Back to index
||Founded in 670, Kairouan flourished under the Aghlabid dynasty in the 9th
century. Despite the transfer of the political capital to Tunis in the 12th
century, Kairouan remained the Maghreb's principal holy city. Its rich
architectural heritage includes the Great Mosque, with its marble and porphyry
columns, and the 9th-century Mosque of the Three Gates.
The name Kairouan means "camp" in Arabic. The Great Mosque of Kairouan takes the general form of a rectangle with sides of 242, 229, 410 and 406 feet. This enormous space contains a prayer hall, a courtyard and a soaring minaret.
Surrounding this sacred area is an enclosing wall reinforced by projecting buttresses and two stone towers and pierced by nine doorways. The marble-paved courtyard is flanked by three porticoes made up of long naves whose roofs are supported by arches.
| These arches are in turn
supported by dozens of lovely marble columns which various Arab rulers and
builders removed from more ancient Roman and Byzantine sites.
The minaret is three stories tall, 103 feet high by 34 feet wide, with its lower stories composed of stone blocks taken from classical Roman buildings. This minaret, built from 724 to 728 AD, is the oldest standing minaret in the world and is widely recognized as one of the greatest gems of Islamic architecture. The prayer hall, built in the 9th century, is 123 feet deep and 230 feet wide.
Commenting on the interior of the Prayer Hall, the Islamic historian Paul Sebag (The Great Mosque of Kairouan) says: "It is decorated with extreme richness. All of the resources of Islamic ornamentation, carved or painted, have been lavished here on marble, stone, pottery, or wood. This ornamentation borrows its elements from the vegetable world, from geometry, and from epigraphy. Its flora inherited from the Hellenistic tradition the acanthus, the vine, and even the palm tree; it was enriched by oriental plants such as the lotus and the homa, but above all it evolved an imaginary and idealized plant world made up of rinceaux and tresses, of palmettes and fleruons, all of extreme elegance and grace. The geometrical ornamentation of pagans, Christians, and Berbers was extended and refined before being used for the creation of surprising and strange new figures.

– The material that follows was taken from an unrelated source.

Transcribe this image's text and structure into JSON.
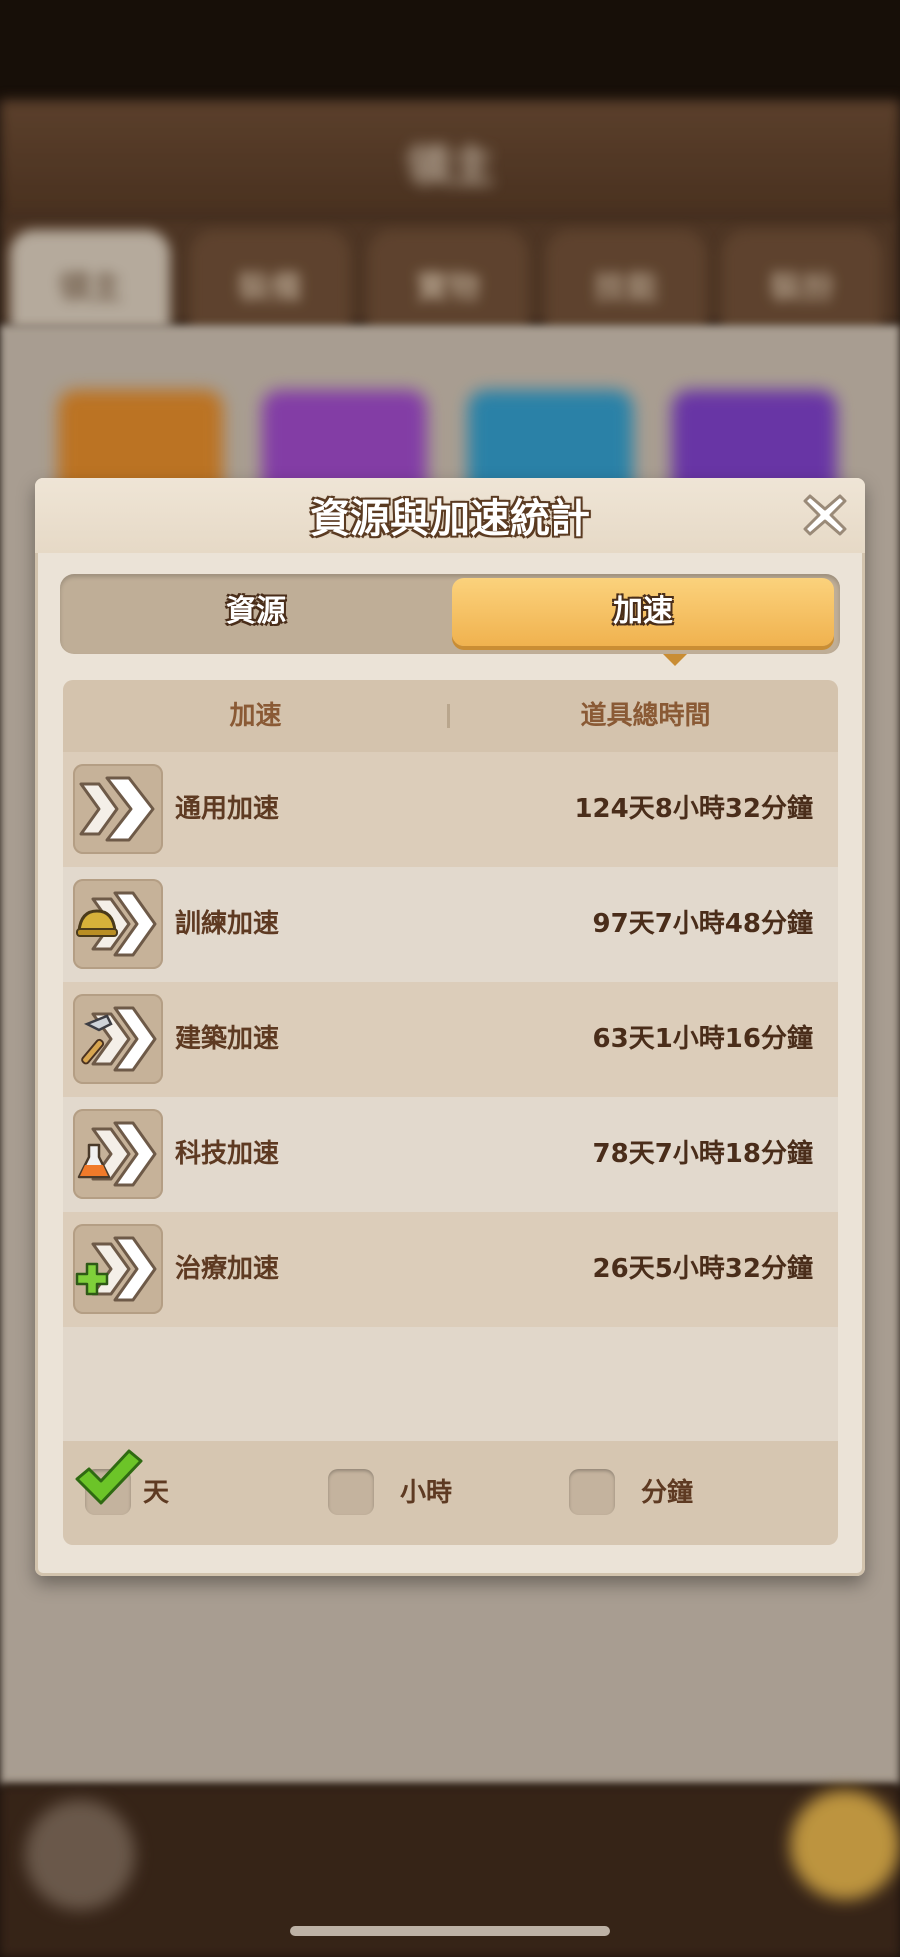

|| Arabic writing lends itself here to the
fantasy of the calligrapher and reveals its incomparable qualities as
decoration. These elements are juxtaposed and mingled to compose a decor which
Moving forward with slow steps through the half-light in which the sanctuary swims, we suddenly find that the stones, when ordered by an inspired mind, can attain to sublime poetry and move us profoundly."
Located in remote regions of Tunisia, often upon lofty and nearly inaccessible peaks, are small domed tombs (marabouts) of popular Islamic saints. Maraboutism, or the worship of saints, began under the Hafsides Dynasty (13th - 16th centuries) and evolved into a thriving devotional cult.
| Originally warrior
monks or sages living in fortified monasteries, the Marabouts functioned as
healers and spiritual advisors for local people whose religious practices
involved a mix of Islamic beliefs and ancient pagan rituals. The marabout tombs,
also called Zawiyas, are the scene of annual pilgrimages and are especially
popular with women. Musical ceremonies, singing and dancing, and vibrant
sessions of prayer characterize these pilgrimage festivals.
Old chronicles describe the region as completely deserted, covered with impenetrable thickets, and being distant from trade routes. In spite of the apparent inhospitable surroundings as a long term settlement site, the city soon gained reputation as the greatest Muslim city in North Africa and the 4th holiest city of Islam (after Mecca, Medina and Jerusalem).
Sources and links:
Other World Heritage Sites in Tunisia (on this site). Please refer to the UNESCO-listing, Tunisia section for further information about the individual properties.
Back to index
Revised 20 jul 2006